----- Record excerpts

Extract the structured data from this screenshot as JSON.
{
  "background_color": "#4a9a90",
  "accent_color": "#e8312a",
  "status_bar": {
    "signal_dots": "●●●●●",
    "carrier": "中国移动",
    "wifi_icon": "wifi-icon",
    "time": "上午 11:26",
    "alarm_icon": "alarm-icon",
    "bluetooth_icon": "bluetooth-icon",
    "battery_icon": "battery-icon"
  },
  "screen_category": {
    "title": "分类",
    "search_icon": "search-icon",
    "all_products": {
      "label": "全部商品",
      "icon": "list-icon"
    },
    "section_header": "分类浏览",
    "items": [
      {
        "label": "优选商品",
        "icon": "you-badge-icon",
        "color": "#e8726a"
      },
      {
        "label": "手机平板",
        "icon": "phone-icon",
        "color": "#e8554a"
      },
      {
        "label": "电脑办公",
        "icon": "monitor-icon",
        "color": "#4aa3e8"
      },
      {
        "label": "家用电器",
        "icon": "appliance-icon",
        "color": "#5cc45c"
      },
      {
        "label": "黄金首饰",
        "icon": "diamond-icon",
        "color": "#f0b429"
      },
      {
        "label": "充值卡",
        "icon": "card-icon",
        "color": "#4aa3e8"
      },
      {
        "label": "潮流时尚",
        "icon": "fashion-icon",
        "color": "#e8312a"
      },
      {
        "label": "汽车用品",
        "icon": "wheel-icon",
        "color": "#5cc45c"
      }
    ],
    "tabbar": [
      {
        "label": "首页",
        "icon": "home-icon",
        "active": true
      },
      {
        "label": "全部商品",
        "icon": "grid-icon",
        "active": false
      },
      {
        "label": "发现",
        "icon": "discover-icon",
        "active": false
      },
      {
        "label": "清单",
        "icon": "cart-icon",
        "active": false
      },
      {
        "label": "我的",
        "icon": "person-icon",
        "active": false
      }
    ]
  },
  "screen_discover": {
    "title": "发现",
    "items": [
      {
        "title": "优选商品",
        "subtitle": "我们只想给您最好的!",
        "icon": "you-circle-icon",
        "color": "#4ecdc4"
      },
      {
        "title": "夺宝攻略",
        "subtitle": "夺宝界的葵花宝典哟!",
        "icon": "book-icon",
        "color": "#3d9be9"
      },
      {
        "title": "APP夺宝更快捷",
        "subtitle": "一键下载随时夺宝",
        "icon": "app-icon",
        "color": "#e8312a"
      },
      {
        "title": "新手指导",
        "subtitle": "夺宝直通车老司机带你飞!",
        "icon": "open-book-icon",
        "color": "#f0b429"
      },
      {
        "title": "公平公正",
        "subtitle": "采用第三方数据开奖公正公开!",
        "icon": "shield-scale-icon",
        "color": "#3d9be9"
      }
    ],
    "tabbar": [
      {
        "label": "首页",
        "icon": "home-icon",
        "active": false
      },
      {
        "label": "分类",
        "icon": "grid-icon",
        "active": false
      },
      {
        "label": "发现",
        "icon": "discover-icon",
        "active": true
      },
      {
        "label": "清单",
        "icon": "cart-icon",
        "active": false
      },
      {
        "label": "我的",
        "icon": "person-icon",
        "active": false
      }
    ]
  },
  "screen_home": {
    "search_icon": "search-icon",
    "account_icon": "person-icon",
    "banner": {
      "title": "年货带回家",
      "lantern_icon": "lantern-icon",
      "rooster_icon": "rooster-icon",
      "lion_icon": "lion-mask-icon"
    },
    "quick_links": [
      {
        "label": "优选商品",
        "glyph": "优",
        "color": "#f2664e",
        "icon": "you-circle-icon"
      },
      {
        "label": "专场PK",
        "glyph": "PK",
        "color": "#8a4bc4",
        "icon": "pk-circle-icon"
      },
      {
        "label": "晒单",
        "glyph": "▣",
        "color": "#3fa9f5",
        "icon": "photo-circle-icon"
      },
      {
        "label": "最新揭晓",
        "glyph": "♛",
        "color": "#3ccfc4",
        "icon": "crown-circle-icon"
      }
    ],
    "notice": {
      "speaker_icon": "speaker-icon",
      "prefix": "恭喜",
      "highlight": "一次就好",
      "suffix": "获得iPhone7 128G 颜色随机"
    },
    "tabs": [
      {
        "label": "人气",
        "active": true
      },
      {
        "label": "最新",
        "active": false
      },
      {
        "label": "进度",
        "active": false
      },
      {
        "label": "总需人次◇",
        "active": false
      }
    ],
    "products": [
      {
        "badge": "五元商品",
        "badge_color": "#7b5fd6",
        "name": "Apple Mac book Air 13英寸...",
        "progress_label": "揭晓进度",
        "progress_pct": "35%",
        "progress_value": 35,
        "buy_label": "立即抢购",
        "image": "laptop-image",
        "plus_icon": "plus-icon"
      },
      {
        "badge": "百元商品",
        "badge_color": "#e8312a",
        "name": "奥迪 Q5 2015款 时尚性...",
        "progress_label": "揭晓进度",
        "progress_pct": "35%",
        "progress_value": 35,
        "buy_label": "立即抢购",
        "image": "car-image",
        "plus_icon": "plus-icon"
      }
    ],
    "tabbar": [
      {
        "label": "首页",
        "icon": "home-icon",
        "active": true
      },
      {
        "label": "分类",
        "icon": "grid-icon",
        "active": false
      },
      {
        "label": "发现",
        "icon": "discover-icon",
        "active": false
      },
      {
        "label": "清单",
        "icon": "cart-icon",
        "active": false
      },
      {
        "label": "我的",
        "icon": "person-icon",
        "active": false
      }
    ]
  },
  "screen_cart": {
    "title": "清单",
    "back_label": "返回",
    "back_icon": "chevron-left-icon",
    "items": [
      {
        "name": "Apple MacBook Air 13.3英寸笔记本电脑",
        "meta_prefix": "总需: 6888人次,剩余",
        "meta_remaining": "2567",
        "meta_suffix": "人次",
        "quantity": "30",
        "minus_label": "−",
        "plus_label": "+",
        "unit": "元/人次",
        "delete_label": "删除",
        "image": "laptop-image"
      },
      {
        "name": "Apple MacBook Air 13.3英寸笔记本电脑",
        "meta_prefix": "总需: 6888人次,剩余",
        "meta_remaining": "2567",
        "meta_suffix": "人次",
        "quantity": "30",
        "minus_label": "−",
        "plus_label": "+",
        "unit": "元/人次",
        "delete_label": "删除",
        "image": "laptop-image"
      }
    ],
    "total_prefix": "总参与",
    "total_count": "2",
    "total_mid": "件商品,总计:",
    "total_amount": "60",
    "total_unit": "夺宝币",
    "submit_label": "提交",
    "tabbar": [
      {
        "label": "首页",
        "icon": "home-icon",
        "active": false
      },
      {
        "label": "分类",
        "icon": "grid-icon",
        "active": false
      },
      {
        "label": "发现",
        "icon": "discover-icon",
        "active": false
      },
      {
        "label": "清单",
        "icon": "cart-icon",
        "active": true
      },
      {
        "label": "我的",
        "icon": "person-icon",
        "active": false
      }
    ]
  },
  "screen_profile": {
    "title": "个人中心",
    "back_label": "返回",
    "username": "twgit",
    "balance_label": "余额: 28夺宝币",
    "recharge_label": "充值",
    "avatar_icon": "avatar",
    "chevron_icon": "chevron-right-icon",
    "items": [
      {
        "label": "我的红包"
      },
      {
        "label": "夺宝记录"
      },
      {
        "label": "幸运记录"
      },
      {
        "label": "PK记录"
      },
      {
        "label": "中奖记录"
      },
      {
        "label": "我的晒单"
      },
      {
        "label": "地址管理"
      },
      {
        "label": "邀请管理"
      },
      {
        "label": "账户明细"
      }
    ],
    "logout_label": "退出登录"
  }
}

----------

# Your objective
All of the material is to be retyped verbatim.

# Answer space
Extract the structured data from this screenshot as JSON.
{
  "background_color": "#4a9a90",
  "accent_color": "#e8312a",
  "status_bar": {
    "signal_dots": "●●●●●",
    "carrier": "中国移动",
    "wifi_icon": "wifi-icon",
    "time": "上午 11:26",
    "alarm_icon": "alarm-icon",
    "bluetooth_icon": "bluetooth-icon",
    "battery_icon": "battery-icon"
  },
  "screen_category": {
    "title": "分类",
    "search_icon": "search-icon",
    "all_products": {
      "label": "全部商品",
      "icon": "list-icon"
    },
    "section_header": "分类浏览",
    "items": [
      {
        "label": "优选商品",
        "icon": "you-badge-icon",
        "color": "#e8726a"
      },
      {
        "label": "手机平板",
        "icon": "phone-icon",
        "color": "#e8554a"
      },
      {
        "label": "电脑办公",
        "icon": "monitor-icon",
        "color": "#4aa3e8"
      },
      {
        "label": "家用电器",
        "icon": "appliance-icon",
        "color": "#5cc45c"
      },
      {
        "label": "黄金首饰",
        "icon": "diamond-icon",
        "color": "#f0b429"
      },
      {
        "label": "充值卡",
        "icon": "card-icon",
        "color": "#4aa3e8"
      },
      {
        "label": "潮流时尚",
        "icon": "fashion-icon",
        "color": "#e8312a"
      },
      {
        "label": "汽车用品",
        "icon": "wheel-icon",
        "color": "#5cc45c"
      }
    ],
    "tabbar": [
      {
        "label": "首页",
        "icon": "home-icon",
        "active": true
      },
      {
        "label": "全部商品",
        "icon": "grid-icon",
        "active": false
      },
      {
        "label": "发现",
        "icon": "discover-icon",
        "active": false
      },
      {
        "label": "清单",
        "icon": "cart-icon",
        "active": false
      },
      {
        "label": "我的",
        "icon": "person-icon",
        "active": false
      }
    ]
  },
  "screen_discover": {
    "title": "发现",
    "items": [
      {
        "title": "优选商品",
        "subtitle": "我们只想给您最好的!",
        "icon": "you-circle-icon",
        "color": "#4ecdc4"
      },
      {
        "title": "夺宝攻略",
        "subtitle": "夺宝界的葵花宝典哟!",
        "icon": "book-icon",
        "color": "#3d9be9"
      },
      {
        "title": "APP夺宝更快捷",
        "subtitle": "一键下载随时夺宝",
        "icon": "app-icon",
        "color": "#e8312a"
      },
      {
        "title": "新手指导",
        "subtitle": "夺宝直通车老司机带你飞!",
        "icon": "open-book-icon",
        "color": "#f0b429"
      },
      {
        "title": "公平公正",
        "subtitle": "采用第三方数据开奖公正公开!",
        "icon": "shield-scale-icon",
        "color": "#3d9be9"
      }
    ],
    "tabbar": [
      {
        "label": "首页",
        "icon": "home-icon",
        "active": false
      },
      {
        "label": "分类",
        "icon": "grid-icon",
        "active": false
      },
      {
        "label": "发现",
        "icon": "discover-icon",
        "active": true
      },
      {
        "label": "清单",
        "icon": "cart-icon",
        "active": false
      },
      {
        "label": "我的",
        "icon": "person-icon",
        "active": false
      }
    ]
  },
  "screen_home": {
    "search_icon": "search-icon",
    "account_icon": "person-icon",
    "banner": {
      "title": "年货带回家",
      "lantern_icon": "lantern-icon",
      "rooster_icon": "rooster-icon",
      "lion_icon": "lion-mask-icon"
    },
    "quick_links": [
      {
        "label": "优选商品",
        "glyph": "优",
        "color": "#f2664e",
        "icon": "you-circle-icon"
      },
      {
        "label": "专场PK",
        "glyph": "PK",
        "color": "#8a4bc4",
        "icon": "pk-circle-icon"
      },
      {
        "label": "晒单",
        "glyph": "▣",
        "color": "#3fa9f5",
        "icon": "photo-circle-icon"
      },
      {
        "label": "最新揭晓",
        "glyph": "♛",
        "color": "#3ccfc4",
        "icon": "crown-circle-icon"
      }
    ],
    "notice": {
      "speaker_icon": "speaker-icon",
      "prefix": "恭喜",
      "highlight": "一次就好",
      "suffix": "获得iPhone7 128G 颜色随机"
    },
    "tabs": [
      {
        "label": "人气",
        "active": true
      },
      {
        "label": "最新",
        "active": false
      },
      {
        "label": "进度",
        "active": false
      },
      {
        "label": "总需人次◇",
        "active": false
      }
    ],
    "products": [
      {
        "badge": "五元商品",
        "badge_color": "#7b5fd6",
        "name": "Apple Mac book Air 13英寸...",
        "progress_label": "揭晓进度",
        "progress_pct": "35%",
        "progress_value": 35,
        "buy_label": "立即抢购",
        "image": "laptop-image",
        "plus_icon": "plus-icon"
      },
      {
        "badge": "百元商品",
        "badge_color": "#e8312a",
        "name": "奥迪 Q5 2015款 时尚性...",
        "progress_label": "揭晓进度",
        "progress_pct": "35%",
        "progress_value": 35,
        "buy_label": "立即抢购",
        "image": "car-image",
        "plus_icon": "plus-icon"
      }
    ],
    "tabbar": [
      {
        "label": "首页",
        "icon": "home-icon",
        "active": true
      },
      {
        "label": "分类",
        "icon": "grid-icon",
        "active": false
      },
      {
        "label": "发现",
        "icon": "discover-icon",
        "active": false
      },
      {
        "label": "清单",
        "icon": "cart-icon",
        "active": false
      },
      {
        "label": "我的",
        "icon": "person-icon",
        "active": false
      }
    ]
  },
  "screen_cart": {
    "title": "清单",
    "back_label": "返回",
    "back_icon": "chevron-left-icon",
    "items": [
      {
        "name": "Apple MacBook Air 13.3英寸笔记本电脑",
        "meta_prefix": "总需: 6888人次,剩余",
        "meta_remaining": "2567",
        "meta_suffix": "人次",
        "quantity": "30",
        "minus_label": "−",
        "plus_label": "+",
        "unit": "元/人次",
        "delete_label": "删除",
        "image": "laptop-image"
      },
      {
        "name": "Apple MacBook Air 13.3英寸笔记本电脑",
        "meta_prefix": "总需: 6888人次,剩余",
        "meta_remaining": "2567",
        "meta_suffix": "人次",
        "quantity": "30",
        "minus_label": "−",
        "plus_label": "+",
        "unit": "元/人次",
        "delete_label": "删除",
        "image": "laptop-image"
      }
    ],
    "total_prefix": "总参与",
    "total_count": "2",
    "total_mid": "件商品,总计:",
    "total_amount": "60",
    "total_unit": "夺宝币",
    "submit_label": "提交",
    "tabbar": [
      {
        "label": "首页",
        "icon": "home-icon",
        "active": false
      },
      {
        "label": "分类",
        "icon": "grid-icon",
        "active": false
      },
      {
        "label": "发现",
        "icon": "discover-icon",
        "active": false
      },
      {
        "label": "清单",
        "icon": "cart-icon",
        "active": true
      },
      {
        "label": "我的",
        "icon": "person-icon",
        "active": false
      }
    ]
  },
  "screen_profile": {
    "title": "个人中心",
    "back_label": "返回",
    "username": "twgit",
    "balance_label": "余额: 28夺宝币",
    "recharge_label": "充值",
    "avatar_icon": "avatar",
    "chevron_icon": "chevron-right-icon",
    "items": [
      {
        "label": "我的红包"
      },
      {
        "label": "夺宝记录"
      },
      {
        "label": "幸运记录"
      },
      {
        "label": "PK记录"
      },
      {
        "label": "中奖记录"
      },
      {
        "label": "我的晒单"
      },
      {
        "label": "地址管理"
      },
      {
        "label": "邀请管理"
      },
      {
        "label": "账户明细"
      }
    ],
    "logout_label": "退出登录"
  }
}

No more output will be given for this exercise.